Facts About Magnets

By Jay Leone; Updated April 24, 2017

Magnets are objects that produce magnetic fields. There are only a few materials on earth that produce their own magnetic fields. However, there are some materials such as iron, that can be manipulated to produce their own magnetic fields.

Uses

Magnetic materials have several applications. VHS tapes and audio cassettes encode information on magnetic coatings, as do floppy disks. The magnetic strip on the backs of credit cards stores contact information on the owner's account. Electromagnets are even used in computer monitors and cathode ray tube televisions.

Facts

Each magnet has two poles, a north pole and a south pole. Most of the strength of a magnet is found in its poles. If a magnet were to break, neither of its poles would become isolated; a new north pole and south pole would be formed automatically.

History

Magnets have been around for centuries. Lodestones were what the first magnets were called. Lode means lead; people used the stones to magnetize compass needles. The discovery of magnetite and the fact that it attracted iron was a cornerstone in the realization of the potential of magnets. The most famous legend of the discovery of the magnet regarded an old shepherd named Magnes. As the story is told, Magnes was herding his sheep one day when the nails in his shoe and the tip of his cane got stuck to the large rock he was standing on. He got stuck to lodestone, which contains magnetite.

Ferromagnets

Ferromagnets are substances that can be magnetized. These materials, such as iron and nickel, are already heavily attracted to magnets. Materials such as iron and nickel can be magnetized in several ways. They can be heated to certain temperatures, cooled in magnetic fields and hammered. Also, they can be placed in an external magnetic field, which will cause the material to retain some level of magnetism.

Electromagnets

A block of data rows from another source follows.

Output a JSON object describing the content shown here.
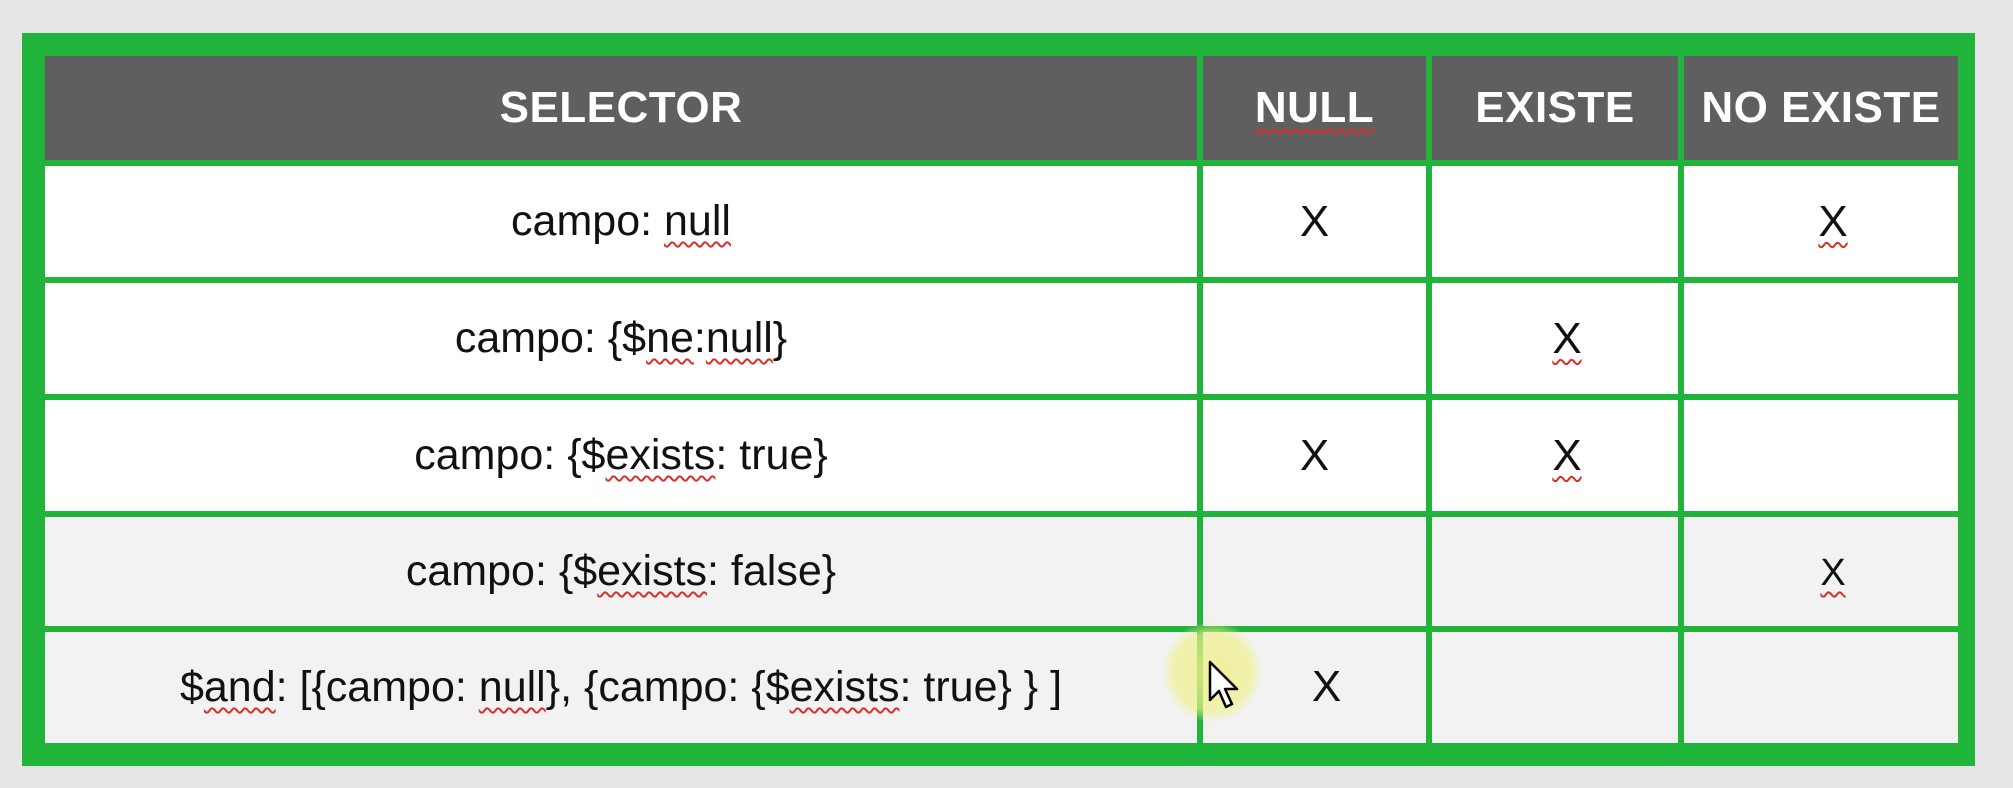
{
  "table": {
    "headers": [
      "SELECTOR",
      "NULL",
      "EXISTE",
      "NO EXISTE"
    ],
    "rows": [
      {
        "selector_parts": [
          "campo: ",
          "null",
          ""
        ],
        "null": "X",
        "existe": "",
        "no_existe": "X"
      },
      {
        "selector_parts": [
          "campo: {$",
          "ne",
          ":",
          "null",
          "}"
        ],
        "null": "",
        "existe": "X",
        "no_existe": ""
      },
      {
        "selector_parts": [
          "campo: {$",
          "exists",
          ": true}"
        ],
        "null": "X",
        "existe": "X",
        "no_existe": ""
      },
      {
        "selector_parts": [
          "campo: {$",
          "exists",
          ": false}"
        ],
        "null": "",
        "existe": "",
        "no_existe": "X"
      },
      {
        "selector_parts": [
          "$",
          "and",
          ": [{campo: ",
          "null",
          "}, {campo: {$",
          "exists",
          ": true} } ]"
        ],
        "null": "X",
        "existe": "",
        "no_existe": ""
      }
    ]
  },
  "colors": {
    "grid_green": "#20b43a",
    "header_bg": "#5f5f5f",
    "spellcheck_red": "#d9302c"
  },
  "icons": {
    "cursor": "mouse-pointer-icon"
  }
}
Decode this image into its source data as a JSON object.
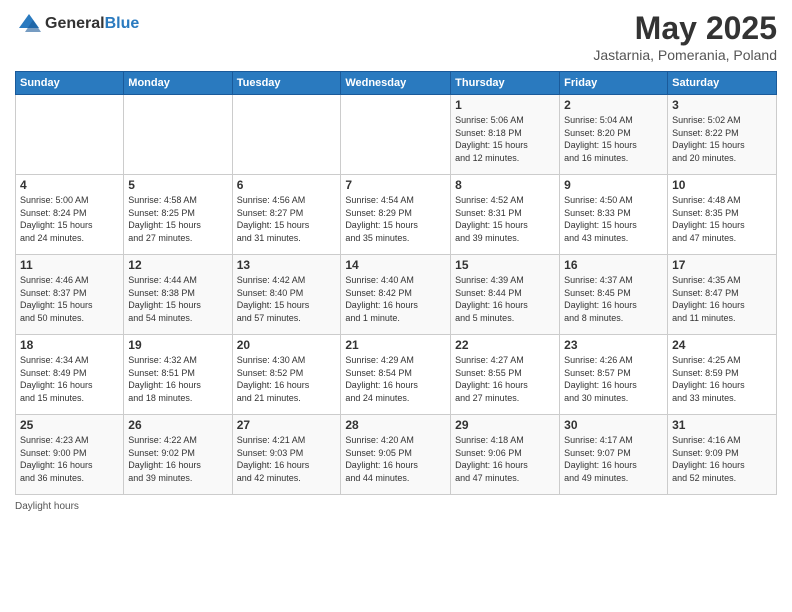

The use of electromagnets is widespread. Electromagnets are made up of an arrangement of wire coils; often, the wire is wound around a ferromagnetic substance such as steel, which makes the magnetic field from the coil more powerful. Electromagnets only act like magnets when electric currents run through their coils. These coils act like a magnet when their supply of electric current is cut.